All articles from Life Sciences >>>

The most recent press releases about innovation >>>

Die letzten 5 Focus-News des innovations-reports im Überblick:

Im Focus: A Chip with Blood Vessels

Biochips have been developed at TU Wien (Vienna), on which tissue can be produced and examined. This allows supplying the tissue with different substances in a very controlled way.

Cultivating human cells in the Petri dish is not a big challenge today. Producing artificial tissue, however, permeated by fine blood vessels, is a much more...

Im Focus: A Leap Into Quantum Technology

Faster and secure data communication: This is the goal of a new joint project involving physicists from the University of Würzburg. The German Federal Ministry of Education and Research funds the project with 14.8 million euro.

In our digital world data security and secure communication are becoming more and more important. Quantum communication is a promising approach to achieve...

Im Focus: Research icebreaker Polarstern begins the Antarctic season

What does it look like below the ice shelf of the calved massive iceberg A68?

On Saturday, 10 November 2018, the research icebreaker Polarstern will leave its homeport of Bremerhaven, bound for Cape Town, South Africa.

Im Focus: Penn engineers develop ultrathin, ultralight 'nanocardboard'

When choosing materials to make something, trade-offs need to be made between a host of properties, such as thickness, stiffness and weight. Depending on the application in question, finding just the right balance is the difference between success and failure

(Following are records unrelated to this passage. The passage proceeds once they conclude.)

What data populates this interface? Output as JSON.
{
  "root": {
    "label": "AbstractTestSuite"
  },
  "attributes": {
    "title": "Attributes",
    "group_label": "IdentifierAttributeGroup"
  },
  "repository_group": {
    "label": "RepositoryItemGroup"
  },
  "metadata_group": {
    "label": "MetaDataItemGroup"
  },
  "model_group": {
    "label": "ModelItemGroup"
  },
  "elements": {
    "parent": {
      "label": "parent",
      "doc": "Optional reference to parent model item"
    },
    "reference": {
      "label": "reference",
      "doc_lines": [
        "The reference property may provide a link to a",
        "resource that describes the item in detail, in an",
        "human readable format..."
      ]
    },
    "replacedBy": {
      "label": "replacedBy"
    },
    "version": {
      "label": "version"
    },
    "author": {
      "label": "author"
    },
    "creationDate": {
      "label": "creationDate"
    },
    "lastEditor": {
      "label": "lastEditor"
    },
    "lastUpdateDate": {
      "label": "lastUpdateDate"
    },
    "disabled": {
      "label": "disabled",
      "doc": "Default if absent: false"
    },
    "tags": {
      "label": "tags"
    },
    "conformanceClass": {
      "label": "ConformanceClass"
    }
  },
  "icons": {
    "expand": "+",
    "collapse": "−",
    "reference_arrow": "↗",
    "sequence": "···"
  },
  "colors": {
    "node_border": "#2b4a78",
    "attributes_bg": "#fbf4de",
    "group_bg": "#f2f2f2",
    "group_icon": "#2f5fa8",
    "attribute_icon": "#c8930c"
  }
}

Now, a team of Penn Engineers has demonstrated a new material they call "nanocardboard," an ultrathin equivalent of corrugated paper cardboard. A square...

Im Focus: Coping with errors in the quantum age

Physicists at ETH Zurich demonstrate how errors that occur during the manipulation of quantum system can be monitored and corrected on the fly

The field of quantum computation has seen tremendous progress in recent years. Bit by bit, quantum devices start to challenge conventional computers, at least...

All Focus news of the innovation-report >>>

Anzeige

Anzeige

VideoLinks
Industry & Economy
Event News

“3rd Conference on Laser Polishing – LaP 2018” Attracts International Experts and Users

09.11.2018 | Event News

On the brain’s ability to find the right direction

06.11.2018 | Event News

European Space Talks: Weltraumschrott – eine Gefahr für die Gesellschaft?

23.10.2018 | Event News

 
Latest News

The dawn of a new era for genebanks - molecular characterisation of an entire genebank collection

13.11.2018 | Life Sciences

Fish recognize their prey by electric colors

13.11.2018 | Life Sciences

Ultrasound Connects

13.11.2018 | Awards Funding

VideoLinks
Science & Research
Overview of more VideoLinks >>>